Jason and I both experimented independently and attempted a few water starts. Although I managed to get on the board, it was a real trial and error sort of maneuver. More often than not, the board would steer into the wind or sink as I tried to get up. When it did work, it felt surprisingly graceful, easy, and lucky. I think I'll take the water start class next. I'm guessing that some actual instruction on the topic will help significantly.

Jason apparently still didn't feel well, and after a few hours rode back to the hotel wedged in the back of Matt and Karen's TT coupe. After a couple more hours on the water I returned to hotel to decontaminate. Jason had been napping, but seemed ready for some food.

Matt, Karen, Jason, and I met at Aka Sushi for dinner. Alex and Chris opted for the Executive Surf Club instead. I ordered a spicy beef hot bowl and shared in the sushi with the rest of the table. The beef bowl arrived in a big smoking-hot stone bowl. Resting on top of the food was a partially cooked egg. I gathered from the waitress's vigorous stirring motions that I was to mix the egg into the food and let the bowl finish cooking it.

Jason must have felt a lot better. He devoured his own meal in addition to a share of the sushi. I agree with the sentiment. Although I was previously wary of the wasabi-colored sushi restaurant, I really enjoyed the food there. The 80's music they played was pretty cool too. Yet another good restaurant within easy walking distance of the hotel.

After dinner, we all wandered downtown to Smokie's Bikini Bar. Now, the idea of a bikini bar seems sound to me. Until I visited this one, I even never suspected that you could go wrong. Silly me. The service wasn't too great, and the main attraction could have been a little more attractive. Understandably there weren't many folks hanging out there. The place seemed new -- perhaps they will get the hang of it later.

After abandoning Smokie's, we walked to Havana. Most of us ordered the (expensive) mojitos. Jason opted to make up for his missed breakfast by ordering an "El Infidel" sandwich. He seemed surprised that no one else wanted a second dinner, but wasn't too concerned. While he ate, the rest of us constructed swizzle stick sculptures and joked around.

We looked for more trouble after leaving Havana. Not finding any, we decided to call it a night.

4 comments:

John said...

Once again, the photo for this post was taken by Chris. You can find his photos on flickr here.

PeconicPuffin said...

Sounds like a good day! A few thoughts for maintaining planing speed in general...they will also serve you to keep control in chop.

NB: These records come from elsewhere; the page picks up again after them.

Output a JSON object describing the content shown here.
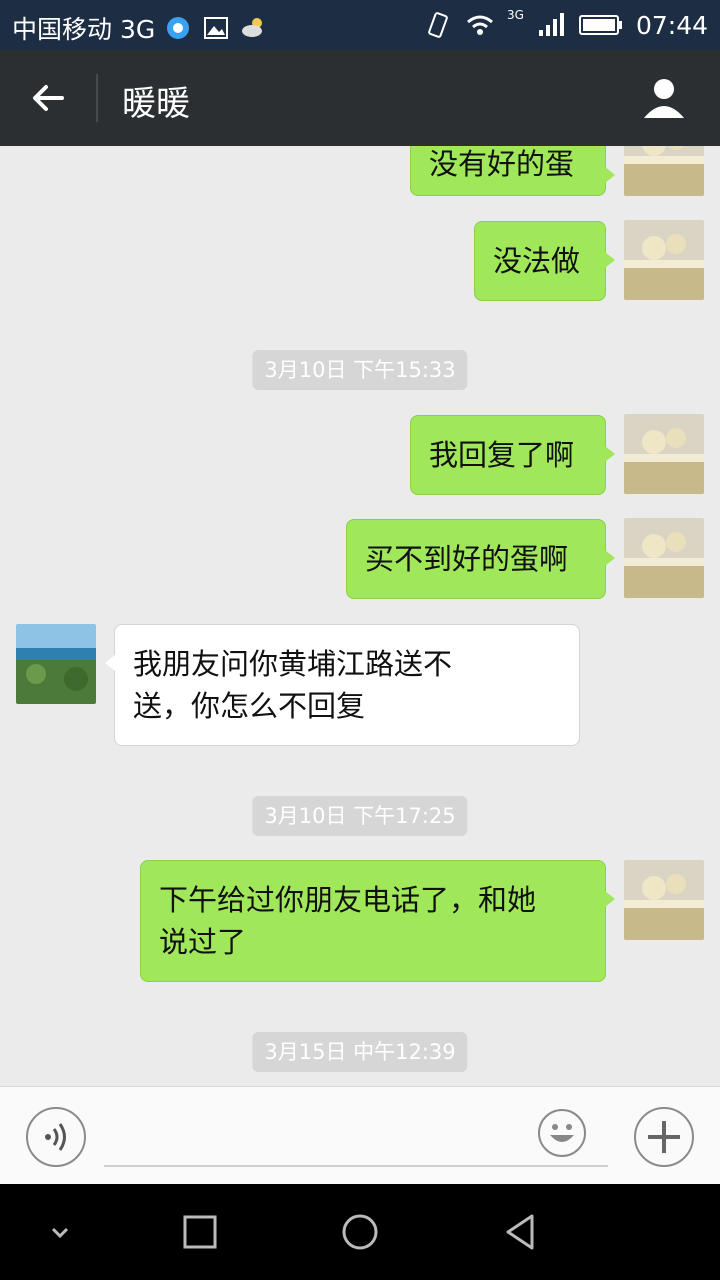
{
  "status": {
    "carrier": "中国移动 3G",
    "network": "3G",
    "time": "07:44"
  },
  "header": {
    "title": "暖暖"
  },
  "messages": {
    "m1": "没有好的蛋",
    "m2": "没法做",
    "ts1": "3月10日 下午15:33",
    "m3": "我回复了啊",
    "m4": "买不到好的蛋啊",
    "m5_line1": "我朋友问你黄埔江路送不",
    "m5_line2": "送，你怎么不回复",
    "ts2": "3月10日 下午17:25",
    "m6_line1": "下午给过你朋友电话了，和她",
    "m6_line2": "说过了",
    "ts3": "3月15日 中午12:39"
  },
  "colors": {
    "bubble_sent": "#a0e75a",
    "bubble_received": "#ffffff",
    "header_bg": "#2b2f32",
    "status_bg": "#1d2d44"
  },
  "icons": [
    "back-arrow-icon",
    "profile-icon",
    "voice-icon",
    "emoji-icon",
    "plus-icon",
    "nav-back-icon",
    "nav-home-icon",
    "nav-recents-icon",
    "nav-down-icon"
  ]
}
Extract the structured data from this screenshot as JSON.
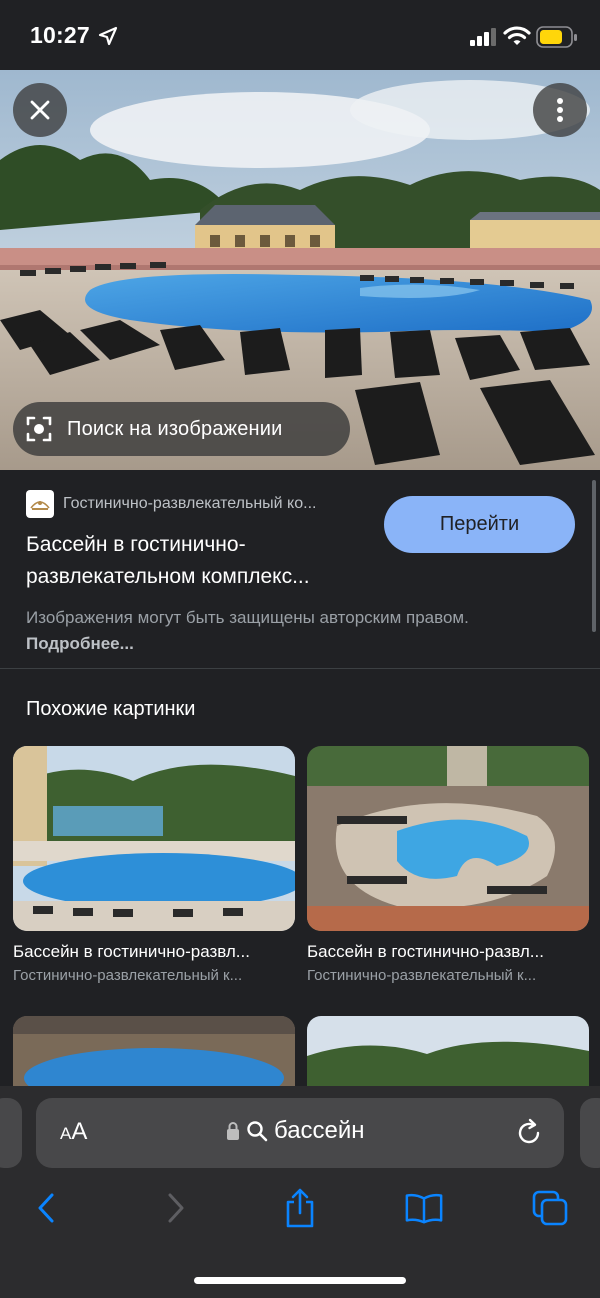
{
  "status": {
    "time": "10:27"
  },
  "hero": {
    "lens_label": "Поиск на изображении",
    "close_icon": "close-icon",
    "more_icon": "more-vert-icon"
  },
  "result": {
    "source_name": "Гостинично-развлекательный ко...",
    "title": "Бассейн в гостинично-развлекательном комплекс...",
    "go_label": "Перейти",
    "copyright_text": "Изображения могут быть защищены авторским правом.",
    "copyright_link": "Подробнее..."
  },
  "similar": {
    "heading": "Похожие картинки",
    "items": [
      {
        "title": "Бассейн в гостинично-развл...",
        "source": "Гостинично-развлекательный к..."
      },
      {
        "title": "Бассейн в гостинично-развл...",
        "source": "Гостинично-развлекательный к..."
      }
    ]
  },
  "browser": {
    "aa_small": "A",
    "aa_large": "A",
    "url_text": "бассейн",
    "colors": {
      "accent": "#8ab4f8",
      "link": "#0a84ff",
      "toolbar": "#2c2c2e"
    }
  }
}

You're correct in that you're probably sheeting out. It's also possible that you're also oversheeting, in which it feels like you have power in the sail but you don't speed along. Once you're hooked in and planing, beware of bending your front elbow...that's the same as sheeting out. It's a common reaction when you're afraid (ie blasting into chop, "maybe if I just loosen up a bit everything will be smoothing" but what actually happens is the sail reduces power, the mast base nas less pressure on it, so you bang into the chop more than skip over it.

Re oversheeting, a good way to avoid it is to try sheeting in not by pulling with your back arm, but by pushing out with your front arm. It's a more subtle way to trim the sail, and it will keep you dialed in if you stay sensitive.

Have fun!

dmlandry said...

I can really identify with that last bit of advice!

I am nowhere near planing-level skill, but I did spend that Saturday pretty frustrated with myself. I think my steering control was severely hampered by a combination of stepping too far back on the board, and oversheeting.

The next day was far more successful after John's advice to move my rear foot more forward, and I was definitely getting some good power by... I guess I would describe it as more of an upper-body rotation than a specific pull with either arm.

Oh, and I got a spectacular over-the-mast launch or two in that day. There must have been a gallon of water crammed into my ear canals! Good times, good times.

John said...

I think I am guilty of oversheeting too. That sounds exactly how I was reacting to chop. Thanks for the insightful advice peconicpuffin.